Traditionally, wellbeing initiatives aimed at improving or maintaining good working conditions, a healthy working environment and the positive mental health of employees, have been written into contracts and formed part of workplace practices and policies. While this is the case for some wellbeing practices, it doesn’t need to be for everything. There are lots of new and different initiatives businesses are introducing – have you considered any of the following?
Hybrid Working Models
Hybrid working models – that is, the split of working between the standard workplace and remote working – have become increasingly popular in the wake of the coronavirus pandemic. In a survey of UK office-based workers, workplace specialists Envoy found that over 70% of workers believe hybrid working result in personal benefits, and 34% believe they improve employee’s mental health positively. Hybrid working isn’t appropriate for all businesses, but can work brilliantly when done right and agreed between employer and employee.
Capping Working Hours
In the midst of busy periods or big projects, it can be easy to let working hours accumulate to high levels. However, the World Health Organisation has now released research that finds working 55 hours or more per work increases the risk of stroke by 35%, and of ischemic heart disease by 17%. Even if overtime is a popular perk in your organisation, many companies are moving to cap the amount of hours workable per week – to benefit staff’s health, even if not their bank balances.
Increasing – or Unlimiting – Holidays
The standard UK paid allowance is 28 days, inclusive of the usual 8 bank holidays. Going above and beyond this standard allowance, even if to let employees purchase more time off, can be considered a real benefit. In the US, tech firms have begun offering unlimited holiday time (albeit not paid), and the results are not perhaps the short staffing levels expected. Instead, businesses are reporting increased productivity from staff, improved workplace morale and heightening employee engagement as a result of introducing such programmes.
Surprising and Delighting

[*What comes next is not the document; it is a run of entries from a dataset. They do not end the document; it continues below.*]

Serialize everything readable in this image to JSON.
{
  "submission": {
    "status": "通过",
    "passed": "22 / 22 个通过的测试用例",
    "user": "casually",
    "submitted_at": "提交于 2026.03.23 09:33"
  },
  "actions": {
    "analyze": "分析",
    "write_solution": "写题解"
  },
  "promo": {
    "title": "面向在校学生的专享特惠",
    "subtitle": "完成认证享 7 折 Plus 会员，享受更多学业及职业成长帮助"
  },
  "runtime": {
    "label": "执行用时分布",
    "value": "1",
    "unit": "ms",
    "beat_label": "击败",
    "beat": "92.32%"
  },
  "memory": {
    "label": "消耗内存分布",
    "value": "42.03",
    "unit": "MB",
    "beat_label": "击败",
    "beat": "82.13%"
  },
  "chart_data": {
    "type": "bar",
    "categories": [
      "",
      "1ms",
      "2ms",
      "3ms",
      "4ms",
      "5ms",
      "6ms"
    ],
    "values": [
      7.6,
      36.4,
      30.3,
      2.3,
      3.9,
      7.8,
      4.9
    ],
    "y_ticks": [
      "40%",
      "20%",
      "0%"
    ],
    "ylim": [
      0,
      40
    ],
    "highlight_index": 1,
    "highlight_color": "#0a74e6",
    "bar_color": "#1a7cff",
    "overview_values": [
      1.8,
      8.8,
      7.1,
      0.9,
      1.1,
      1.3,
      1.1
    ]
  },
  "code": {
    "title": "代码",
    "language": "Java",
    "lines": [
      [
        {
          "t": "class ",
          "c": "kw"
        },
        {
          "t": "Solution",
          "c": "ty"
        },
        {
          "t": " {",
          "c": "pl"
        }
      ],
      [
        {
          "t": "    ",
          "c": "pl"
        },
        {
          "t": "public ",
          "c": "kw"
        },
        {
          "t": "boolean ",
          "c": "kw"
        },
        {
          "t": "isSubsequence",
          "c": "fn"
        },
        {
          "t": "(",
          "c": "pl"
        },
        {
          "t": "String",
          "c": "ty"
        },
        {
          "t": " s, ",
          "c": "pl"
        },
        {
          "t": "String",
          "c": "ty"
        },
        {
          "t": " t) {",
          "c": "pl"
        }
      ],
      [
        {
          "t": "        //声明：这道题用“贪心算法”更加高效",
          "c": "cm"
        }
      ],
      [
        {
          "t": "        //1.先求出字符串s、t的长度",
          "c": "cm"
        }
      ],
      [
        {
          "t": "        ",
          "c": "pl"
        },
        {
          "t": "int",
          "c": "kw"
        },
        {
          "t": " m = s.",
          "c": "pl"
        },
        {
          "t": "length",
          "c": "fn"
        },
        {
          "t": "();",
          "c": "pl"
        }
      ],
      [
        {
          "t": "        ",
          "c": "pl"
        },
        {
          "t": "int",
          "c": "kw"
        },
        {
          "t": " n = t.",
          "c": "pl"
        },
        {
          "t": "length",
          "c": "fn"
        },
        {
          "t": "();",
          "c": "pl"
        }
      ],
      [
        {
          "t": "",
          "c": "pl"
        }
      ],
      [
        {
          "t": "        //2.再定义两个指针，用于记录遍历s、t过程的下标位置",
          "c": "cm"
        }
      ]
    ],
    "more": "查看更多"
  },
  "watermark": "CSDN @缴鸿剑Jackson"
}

As with so many things in life, it’s the little things that can make all the difference. Demonstrating genuine human compassion through small and unexpected little touches can delight staff and give them a boost. This might be buying the team each a coffee and croissant in the morning, encouraging them to take an extra half hour break on a sunny day or giving them a real, personalised thank you for some hard work completed. So often, employer–employee relations can become very transactional, and in doing so, the employee’s work becomes simply routine too. The occasional surprise and delight of staff should not replace any other wellbeing focus but can be an easy way to top them up and to prove what a caring, dedicated employer your business is.